#### BRIEF
Produce a verbatim copy of the following records, leaving out all pictures.

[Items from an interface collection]
[Start of section]

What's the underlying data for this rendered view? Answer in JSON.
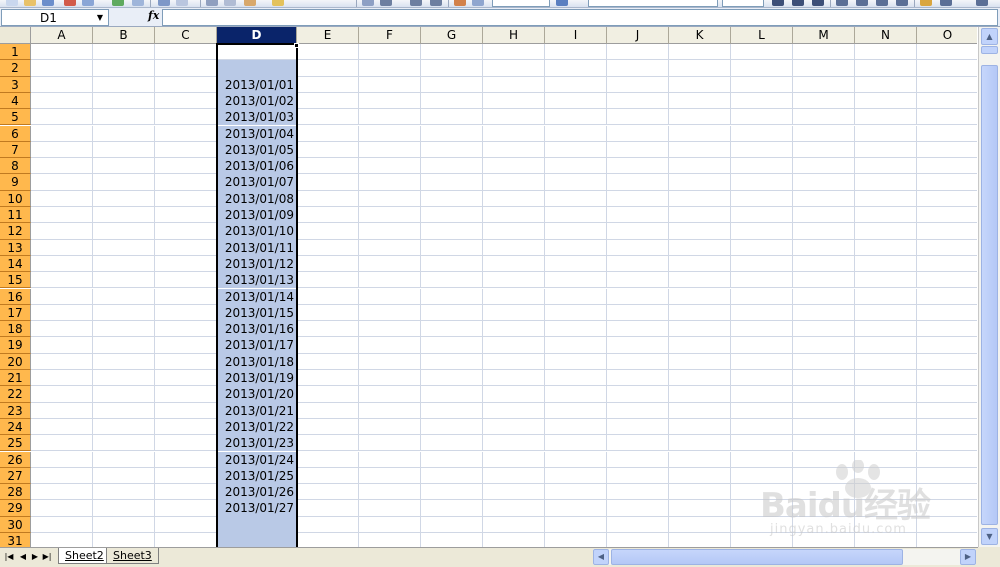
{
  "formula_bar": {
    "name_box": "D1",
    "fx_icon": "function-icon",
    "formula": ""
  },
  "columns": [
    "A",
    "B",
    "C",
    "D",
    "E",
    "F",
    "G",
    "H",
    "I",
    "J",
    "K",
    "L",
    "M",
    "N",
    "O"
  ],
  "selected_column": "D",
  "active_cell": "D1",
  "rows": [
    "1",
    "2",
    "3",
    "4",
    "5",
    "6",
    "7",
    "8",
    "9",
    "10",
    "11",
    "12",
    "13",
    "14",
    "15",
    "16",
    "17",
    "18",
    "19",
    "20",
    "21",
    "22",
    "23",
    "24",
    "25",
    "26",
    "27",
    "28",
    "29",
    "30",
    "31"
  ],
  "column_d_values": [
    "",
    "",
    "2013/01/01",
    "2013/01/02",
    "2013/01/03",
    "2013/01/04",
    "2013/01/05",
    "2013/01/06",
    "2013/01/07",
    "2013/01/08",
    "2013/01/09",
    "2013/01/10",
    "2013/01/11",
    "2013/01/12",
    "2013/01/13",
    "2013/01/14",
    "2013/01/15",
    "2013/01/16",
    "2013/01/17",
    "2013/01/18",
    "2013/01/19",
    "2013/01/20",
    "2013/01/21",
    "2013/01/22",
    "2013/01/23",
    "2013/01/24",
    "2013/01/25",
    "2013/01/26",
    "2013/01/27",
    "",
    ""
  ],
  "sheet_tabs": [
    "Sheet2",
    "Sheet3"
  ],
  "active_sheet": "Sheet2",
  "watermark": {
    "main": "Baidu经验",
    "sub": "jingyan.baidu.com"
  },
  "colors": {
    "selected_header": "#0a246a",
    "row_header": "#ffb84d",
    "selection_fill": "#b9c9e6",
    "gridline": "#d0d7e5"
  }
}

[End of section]

#### WRITTEN SOLUTION
What's the underlying data for this rendered view? Answer in JSON.
{
  "formula_bar": {
    "name_box": "D1",
    "fx_icon": "function-icon",
    "formula": ""
  },
  "columns": [
    "A",
    "B",
    "C",
    "D",
    "E",
    "F",
    "G",
    "H",
    "I",
    "J",
    "K",
    "L",
    "M",
    "N",
    "O"
  ],
  "selected_column": "D",
  "active_cell": "D1",
  "rows": [
    "1",
    "2",
    "3",
    "4",
    "5",
    "6",
    "7",
    "8",
    "9",
    "10",
    "11",
    "12",
    "13",
    "14",
    "15",
    "16",
    "17",
    "18",
    "19",
    "20",
    "21",
    "22",
    "23",
    "24",
    "25",
    "26",
    "27",
    "28",
    "29",
    "30",
    "31"
  ],
  "column_d_values": [
    "",
    "",
    "2013/01/01",
    "2013/01/02",
    "2013/01/03",
    "2013/01/04",
    "2013/01/05",
    "2013/01/06",
    "2013/01/07",
    "2013/01/08",
    "2013/01/09",
    "2013/01/10",
    "2013/01/11",
    "2013/01/12",
    "2013/01/13",
    "2013/01/14",
    "2013/01/15",
    "2013/01/16",
    "2013/01/17",
    "2013/01/18",
    "2013/01/19",
    "2013/01/20",
    "2013/01/21",
    "2013/01/22",
    "2013/01/23",
    "2013/01/24",
    "2013/01/25",
    "2013/01/26",
    "2013/01/27",
    "",
    ""
  ],
  "sheet_tabs": [
    "Sheet2",
    "Sheet3"
  ],
  "active_sheet": "Sheet2",
  "watermark": {
    "main": "Baidu经验",
    "sub": "jingyan.baidu.com"
  },
  "colors": {
    "selected_header": "#0a246a",
    "row_header": "#ffb84d",
    "selection_fill": "#b9c9e6",
    "gridline": "#d0d7e5"
  }
}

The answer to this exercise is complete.